Secret justice is no justice at all. Proceedings, or manouverings behind proceedings, being hidden over time constitutes an ongoing injustice.

I say all of that as a Tory. Had I been on one of the juries concerned, hearing the evidence they heard, I don’t imagine I’d have done anything other than convict those accused (albeit, perhaps tellingly, given the age of the incidents that would be most unlikely, as they occurred seven years before I was born – and in the year that the MP for Shrewsbury, Daniel Kawczynski, was born). But, as I say, whilst deeply unsympathetic to their cause, I find it simply impossible to conjure up what the national security concerned might be in hiding the decisions taken by officials and elected persons relating to the prosecution of builders in Shropshire 40 years ago. What technique of surveillance or undercover work might possibly justify non-disclosure after this passage of time? Any technique will be outdated or universally known about. Any individual involved in undercover work can have his or her name redacted from the papers which might otherwise be released. Consideration of the wider disclosures rightly made in recent times of papers relating to Northern Ireland, where on any view those concerned were more dangerous, makes a mockery of any such claim to national security concerns.

No, no matter how sympathetic one is to the victims of flying pickets and how unsympathetic one might be to militant unionists, pensioners or otherwise, there’s no real conceivable legitimate reason not to disclose these papers. So what might the real reasons for non-disclosure be? They are manifold – and, despite the age of the case concerned, they are not simply historical or academic in nature.

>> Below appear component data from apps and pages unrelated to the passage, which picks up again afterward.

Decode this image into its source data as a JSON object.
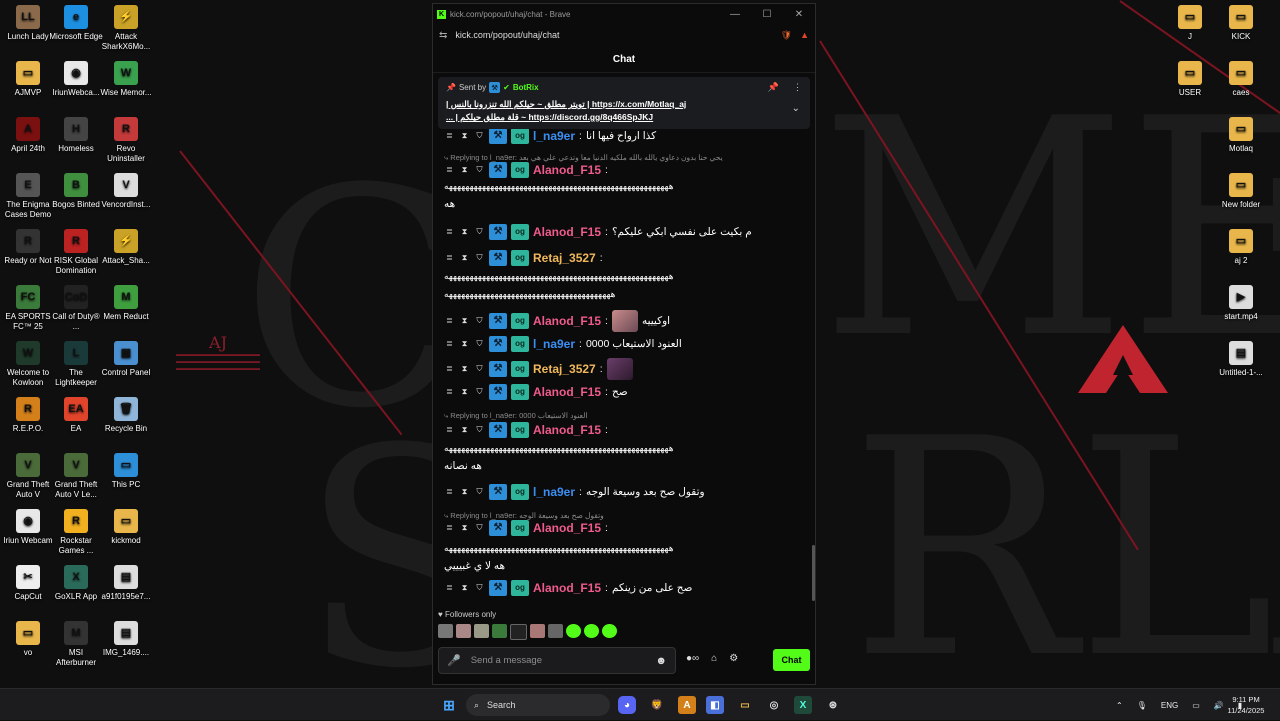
{
  "browser": {
    "title": "kick.com/popout/uhaj/chat - Brave",
    "url": "kick.com/popout/uhaj/chat",
    "controls": {
      "minimize": "—",
      "maximize": "☐",
      "close": "✕"
    }
  },
  "chat": {
    "header": "Chat",
    "pinned": {
      "sent_by": "Sent by",
      "bot": "BotRix",
      "line1": "https://x.com/Motlaq_aj | تويتر مطلق ~ حيلكم الله تنزرونا بالنس |",
      "line2": "https://discord.gg/8q466SpJKJ ~ قلة مطلق حيلكم | ..."
    },
    "messages": [
      {
        "user": "l_na9er",
        "text": "كذا ارواح فيها انا"
      },
      {
        "reply": "Replying to l_na9er: يحي حنا بدون دعاوي يالله بالله ملكيه الدنيا معا وتدعي علي هي بعد"
      },
      {
        "user": "Alanod_F15",
        "text": ":"
      },
      {
        "long": "ههههههههههههههههههههههههههههههههههههههههههههههههههههههه"
      },
      {
        "text_only": "هه"
      },
      {
        "user": "Alanod_F15",
        "text": "م بكيت على نفسي ابكي عليكم؟"
      },
      {
        "user": "Retaj_3527",
        "text": ":"
      },
      {
        "long": "ههههههههههههههههههههههههههههههههههههههههههههههههههههههه"
      },
      {
        "long2": "ههههههههههههههههههههههههههههههههههههههههه"
      },
      {
        "user": "Alanod_F15",
        "text": "اوكيييه"
      },
      {
        "user": "l_na9er",
        "text": "العنود الاستيعاب 0000"
      },
      {
        "user": "Retaj_3527",
        "text": ""
      },
      {
        "user": "Alanod_F15",
        "text": "صح"
      },
      {
        "reply": "Replying to l_na9er: 0000 العنود الاستيعاب"
      },
      {
        "user": "Alanod_F15",
        "text": ":"
      },
      {
        "long": "ههههههههههههههههههههههههههههههههههههههههههههههههههههههه"
      },
      {
        "text_only": "هه نصانه"
      },
      {
        "user": "l_na9er",
        "text": "وتقول صح بعد وسيعة الوجه"
      },
      {
        "reply": "Replying to l_na9er: وتقول صح بعد وسيعة الوجه"
      },
      {
        "user": "Alanod_F15",
        "text": ":"
      },
      {
        "long": "ههههههههههههههههههههههههههههههههههههههههههههههههههههههه"
      },
      {
        "text_only": "هه لا ي غبيييي"
      },
      {
        "user": "Alanod_F15",
        "text": "صح على من زينكم"
      }
    ],
    "followers_only": "Followers only",
    "input_placeholder": "Send a message",
    "chat_button": "Chat"
  },
  "desktop_icons": [
    {
      "label": "Lunch Lady",
      "color": "#8a6a4a",
      "glyph": "LL"
    },
    {
      "label": "Microsoft Edge",
      "color": "#1d8fe0",
      "glyph": "e"
    },
    {
      "label": "Attack SharkX6Mo...",
      "color": "#c9a227",
      "glyph": "⚡"
    },
    {
      "label": "AJMVP",
      "color": "#e8b64a",
      "glyph": "▭"
    },
    {
      "label": "IriunWebca...",
      "color": "#e8e8e8",
      "glyph": "◉"
    },
    {
      "label": "Wise Memor...",
      "color": "#3aa14f",
      "glyph": "W"
    },
    {
      "label": "April 24th",
      "color": "#7a1010",
      "glyph": "A"
    },
    {
      "label": "Homeless",
      "color": "#444",
      "glyph": "H"
    },
    {
      "label": "Revo Uninstaller",
      "color": "#c43a3a",
      "glyph": "R"
    },
    {
      "label": "The Enigma Cases Demo",
      "color": "#555",
      "glyph": "E"
    },
    {
      "label": "Bogos Binted",
      "color": "#3f8f3f",
      "glyph": "B"
    },
    {
      "label": "VencordInst...",
      "color": "#ddd",
      "glyph": "V"
    },
    {
      "label": "Ready or Not",
      "color": "#333",
      "glyph": "R"
    },
    {
      "label": "RISK Global Domination",
      "color": "#b22",
      "glyph": "R"
    },
    {
      "label": "Attack_Sha...",
      "color": "#c9a227",
      "glyph": "⚡"
    },
    {
      "label": "EA SPORTS FC™ 25",
      "color": "#3a7a3a",
      "glyph": "FC"
    },
    {
      "label": "Call of Duty® ...",
      "color": "#222",
      "glyph": "CoD"
    },
    {
      "label": "Mem Reduct",
      "color": "#3f9f3f",
      "glyph": "M"
    },
    {
      "label": "Welcome to Kowloon",
      "color": "#1f3a2a",
      "glyph": "W"
    },
    {
      "label": "The Lightkeeper",
      "color": "#1a3a3a",
      "glyph": "L"
    },
    {
      "label": "Control Panel",
      "color": "#4a8fd0",
      "glyph": "▦"
    },
    {
      "label": "R.E.P.O.",
      "color": "#d4801a",
      "glyph": "R"
    },
    {
      "label": "EA",
      "color": "#e0442b",
      "glyph": "EA"
    },
    {
      "label": "Recycle Bin",
      "color": "#8fb6d8",
      "glyph": "🗑"
    },
    {
      "label": "Grand Theft Auto V",
      "color": "#4a6a3a",
      "glyph": "V"
    },
    {
      "label": "Grand Theft Auto V Le...",
      "color": "#4a6a3a",
      "glyph": "V"
    },
    {
      "label": "This PC",
      "color": "#2d8fd8",
      "glyph": "▭"
    },
    {
      "label": "Iriun Webcam",
      "color": "#e8e8e8",
      "glyph": "◉"
    },
    {
      "label": "Rockstar Games ...",
      "color": "#f0b020",
      "glyph": "R"
    },
    {
      "label": "kickmod",
      "color": "#e8b64a",
      "glyph": "▭"
    },
    {
      "label": "CapCut",
      "color": "#eee",
      "glyph": "✂"
    },
    {
      "label": "GoXLR App",
      "color": "#2a6a5a",
      "glyph": "X"
    },
    {
      "label": "a91f0195e7...",
      "color": "#ddd",
      "glyph": "▤"
    },
    {
      "label": "vo",
      "color": "#e8b64a",
      "glyph": "▭"
    },
    {
      "label": "MSI Afterburner",
      "color": "#333",
      "glyph": "M"
    },
    {
      "label": "IMG_1469....",
      "color": "#ddd",
      "glyph": "▤"
    },
    {
      "label": "J",
      "color": "#e8b64a",
      "glyph": "▭"
    },
    {
      "label": "KICK",
      "color": "#e8b64a",
      "glyph": "▭"
    },
    {
      "label": "USER",
      "color": "#e8b64a",
      "glyph": "▭"
    },
    {
      "label": "caes",
      "color": "#e8b64a",
      "glyph": "▭"
    },
    {
      "label": "Motlaq",
      "color": "#e8b64a",
      "glyph": "▭"
    },
    {
      "label": "New folder",
      "color": "#e8b64a",
      "glyph": "▭"
    },
    {
      "label": "aj 2",
      "color": "#e8b64a",
      "glyph": "▭"
    },
    {
      "label": "start.mp4",
      "color": "#ddd",
      "glyph": "▶"
    },
    {
      "label": "Untitled-1-...",
      "color": "#ddd",
      "glyph": "▤"
    }
  ],
  "taskbar": {
    "search": "Search",
    "language": "ENG",
    "time": "9:11 PM",
    "date": "11/24/2025"
  }
}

Taking them in turn, it might be a case of successive governments seeking to avoid embarrassment whether it be in relation to links to donors or officials within the prosecutorial process or otherwise (and indeed, at this stage, it’s rather antique embarrassment at that). If so, that simply isn’t a good enough reason to withhold such material. It might be a case of seeking to avoid admitting government liability – but if the state has done something wrong, it should admit it. If it is a case of governments of both sides over time colluding to hide the improper use of executive power, it is utterly wrong (consider the recent use by the Home Secretary of entirely unscrutinised executive powers to confiscate passports for an unhappy example of where such facts might be relevant in modern times). If it is being done so as to ease such use of unaccountable executive power and access to the decision-making processes of prosecution within our justice system by governments in future times, then it is downright dangerous, too.